What this task involves: Your task is to output the entries below word for word.

Dataset rows for apps and sites

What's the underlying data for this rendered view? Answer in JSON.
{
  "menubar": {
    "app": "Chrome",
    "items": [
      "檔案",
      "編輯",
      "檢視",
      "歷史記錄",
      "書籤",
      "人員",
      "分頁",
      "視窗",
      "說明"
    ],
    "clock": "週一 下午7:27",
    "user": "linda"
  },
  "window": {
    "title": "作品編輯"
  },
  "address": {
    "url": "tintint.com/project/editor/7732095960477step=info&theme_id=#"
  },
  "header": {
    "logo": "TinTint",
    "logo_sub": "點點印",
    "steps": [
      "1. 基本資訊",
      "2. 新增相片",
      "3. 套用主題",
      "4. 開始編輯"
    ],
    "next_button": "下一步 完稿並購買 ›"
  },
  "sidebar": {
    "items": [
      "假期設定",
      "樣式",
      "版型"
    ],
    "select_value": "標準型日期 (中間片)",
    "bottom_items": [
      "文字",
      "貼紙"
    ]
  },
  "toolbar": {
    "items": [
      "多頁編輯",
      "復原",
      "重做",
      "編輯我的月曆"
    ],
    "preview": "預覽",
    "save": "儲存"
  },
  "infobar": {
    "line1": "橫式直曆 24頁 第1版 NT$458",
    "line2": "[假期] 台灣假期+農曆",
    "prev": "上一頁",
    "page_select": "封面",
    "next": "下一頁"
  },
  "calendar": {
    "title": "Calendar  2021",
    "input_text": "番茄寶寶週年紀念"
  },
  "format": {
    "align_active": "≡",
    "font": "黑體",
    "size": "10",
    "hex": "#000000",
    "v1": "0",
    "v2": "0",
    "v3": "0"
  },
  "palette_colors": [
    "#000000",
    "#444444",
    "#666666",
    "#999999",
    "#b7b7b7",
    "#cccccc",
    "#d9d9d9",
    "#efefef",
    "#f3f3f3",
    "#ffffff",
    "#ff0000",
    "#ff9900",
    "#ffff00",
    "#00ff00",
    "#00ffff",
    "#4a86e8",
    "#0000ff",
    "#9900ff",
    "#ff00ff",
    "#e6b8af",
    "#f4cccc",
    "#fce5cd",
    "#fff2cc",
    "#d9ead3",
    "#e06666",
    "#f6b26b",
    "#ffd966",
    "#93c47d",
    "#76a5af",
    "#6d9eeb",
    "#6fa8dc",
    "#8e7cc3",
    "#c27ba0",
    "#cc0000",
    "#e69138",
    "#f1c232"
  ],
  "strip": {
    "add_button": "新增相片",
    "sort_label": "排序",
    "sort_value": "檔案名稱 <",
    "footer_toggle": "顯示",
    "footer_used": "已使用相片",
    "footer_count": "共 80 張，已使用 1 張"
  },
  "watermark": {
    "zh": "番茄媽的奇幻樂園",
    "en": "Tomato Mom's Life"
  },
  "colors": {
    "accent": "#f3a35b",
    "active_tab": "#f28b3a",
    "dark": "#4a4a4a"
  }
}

Result of the exercise:
What's the underlying data for this rendered view? Answer in JSON.
{
  "menubar": {
    "app": "Chrome",
    "items": [
      "檔案",
      "編輯",
      "檢視",
      "歷史記錄",
      "書籤",
      "人員",
      "分頁",
      "視窗",
      "說明"
    ],
    "clock": "週一 下午7:27",
    "user": "linda"
  },
  "window": {
    "title": "作品編輯"
  },
  "address": {
    "url": "tintint.com/project/editor/7732095960477step=info&theme_id=#"
  },
  "header": {
    "logo": "TinTint",
    "logo_sub": "點點印",
    "steps": [
      "1. 基本資訊",
      "2. 新增相片",
      "3. 套用主題",
      "4. 開始編輯"
    ],
    "next_button": "下一步 完稿並購買 ›"
  },
  "sidebar": {
    "items": [
      "假期設定",
      "樣式",
      "版型"
    ],
    "select_value": "標準型日期 (中間片)",
    "bottom_items": [
      "文字",
      "貼紙"
    ]
  },
  "toolbar": {
    "items": [
      "多頁編輯",
      "復原",
      "重做",
      "編輯我的月曆"
    ],
    "preview": "預覽",
    "save": "儲存"
  },
  "infobar": {
    "line1": "橫式直曆 24頁 第1版 NT$458",
    "line2": "[假期] 台灣假期+農曆",
    "prev": "上一頁",
    "page_select": "封面",
    "next": "下一頁"
  },
  "calendar": {
    "title": "Calendar  2021",
    "input_text": "番茄寶寶週年紀念"
  },
  "format": {
    "align_active": "≡",
    "font": "黑體",
    "size": "10",
    "hex": "#000000",
    "v1": "0",
    "v2": "0",
    "v3": "0"
  },
  "palette_colors": [
    "#000000",
    "#444444",
    "#666666",
    "#999999",
    "#b7b7b7",
    "#cccccc",
    "#d9d9d9",
    "#efefef",
    "#f3f3f3",
    "#ffffff",
    "#ff0000",
    "#ff9900",
    "#ffff00",
    "#00ff00",
    "#00ffff",
    "#4a86e8",
    "#0000ff",
    "#9900ff",
    "#ff00ff",
    "#e6b8af",
    "#f4cccc",
    "#fce5cd",
    "#fff2cc",
    "#d9ead3",
    "#e06666",
    "#f6b26b",
    "#ffd966",
    "#93c47d",
    "#76a5af",
    "#6d9eeb",
    "#6fa8dc",
    "#8e7cc3",
    "#c27ba0",
    "#cc0000",
    "#e69138",
    "#f1c232"
  ],
  "strip": {
    "add_button": "新增相片",
    "sort_label": "排序",
    "sort_value": "檔案名稱 <",
    "footer_toggle": "顯示",
    "footer_used": "已使用相片",
    "footer_count": "共 80 張，已使用 1 張"
  },
  "watermark": {
    "zh": "番茄媽的奇幻樂園",
    "en": "Tomato Mom's Life"
  },
  "colors": {
    "accent": "#f3a35b",
    "active_tab": "#f28b3a",
    "dark": "#4a4a4a"
  }
}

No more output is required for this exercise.